It’s DICT’s job, in collaboration with other affected sectors of society, to evaluate our risks and vulnerabilities, assess defensive options and apply tailored solutions against extractive and destructive attacks on our information, communications and infrastructure systems. Attending Black Hat conferences to gain new insights and obtain fresh approaches to cybersecurity is an important element in countering terrorism. Intelligence-sharing, data privacy and completed staff work cannot be overemphasized.
We’ve had a dual insurgency since 1969: the CPP-NPA-NDF and secessionist fronts. The latter overlap with foreign and local jihadist groups linked to criminal syndicates and political warlords. They exploit our weak institutions, endemic corruption, bad governance, and tattered values. Problems persist because, historically, we either evade solutions that affect vested interests; or address symptoms rather than the root causes. Good governance — national and local — and responsible citizenship are essential to a “whole-of-nation” approach for lasting peace, inclusive growth and sustainable development.
In addition, divisive elements lobby for a Bangsamoro nation with a Constitution and system of governance that rivals and challenges the inviolability of the Republic; usurps the powers of the Executive and authority of our uniformed and civil services; and primes it for future withdrawal from the Philippines. An expanded ARMM law that truly decentralizes and empowers within the confines of the Constitution is the only way out of a bad proposal. We all want peace but not at the expense of the Republic. There must only be one Philippines for all its citizens!
Another issue affecting our national interest is the AFP’s modernization. Had the government seen to it that the AFP and other armed instrumentalities were provided the wherewithal year on year, from the time the US bases left in 1991, we could’ve built our capacity to detect and deter aggressive intrusions in our EEZ. The loss of our security cover, and our negligence to fill the vacuum, emboldened predators to challenge our national interests to advance theirs. At this late stage, we still lack the mind-set and aptitude needed to build credible deterrence.
The US and China are locked in strategic competition for prestige, wealth, and power in the Indo-Pacific theater. We’re strategic real estate caught between a rock and a hard place: a Mutual Defense Treaty with the USA, and an independent foreign policy wanting to expand relations with China and Russia that the US labels as strategic competitors.
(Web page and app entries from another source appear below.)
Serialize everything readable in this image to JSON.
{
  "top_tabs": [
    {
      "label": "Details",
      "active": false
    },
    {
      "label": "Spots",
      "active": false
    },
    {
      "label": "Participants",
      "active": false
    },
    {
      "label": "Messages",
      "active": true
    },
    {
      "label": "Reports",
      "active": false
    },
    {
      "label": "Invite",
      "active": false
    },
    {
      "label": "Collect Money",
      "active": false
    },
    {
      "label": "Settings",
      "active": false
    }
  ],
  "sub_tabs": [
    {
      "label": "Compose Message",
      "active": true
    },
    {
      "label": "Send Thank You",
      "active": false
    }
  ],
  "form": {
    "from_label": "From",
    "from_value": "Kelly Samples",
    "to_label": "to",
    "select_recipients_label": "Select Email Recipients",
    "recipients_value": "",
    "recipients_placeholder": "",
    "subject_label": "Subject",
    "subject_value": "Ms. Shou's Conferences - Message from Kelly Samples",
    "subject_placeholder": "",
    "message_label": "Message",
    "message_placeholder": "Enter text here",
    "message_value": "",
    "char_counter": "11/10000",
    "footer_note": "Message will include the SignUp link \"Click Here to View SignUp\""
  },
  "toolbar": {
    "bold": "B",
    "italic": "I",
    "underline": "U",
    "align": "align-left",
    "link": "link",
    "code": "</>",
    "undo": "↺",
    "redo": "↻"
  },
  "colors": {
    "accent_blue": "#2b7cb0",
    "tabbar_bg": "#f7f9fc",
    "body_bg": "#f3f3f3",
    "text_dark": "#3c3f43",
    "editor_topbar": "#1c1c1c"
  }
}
China, Russia, and the USA continue to circle each other in multiple arenas that may one day turn to mortal blows. It’s in our national interest to ramp up preventive diplomacy while preparing for the worst.
A nation divided cannot win.
We lack the patriotic fervor of other nations to solve persistent problems and reinforce the elements of our national power. To survive, we need to change our attitudes and behavior to what we should finally become — a diverse society united in common purpose for a dynamic Philippines.
Rafael M. Alunan III served in the Cabinet of President Corazon C. Aquino as Secretary of Tourism, and in the Cabinet of President Fidel V. Ramos as Secretary of Interior and Local Government.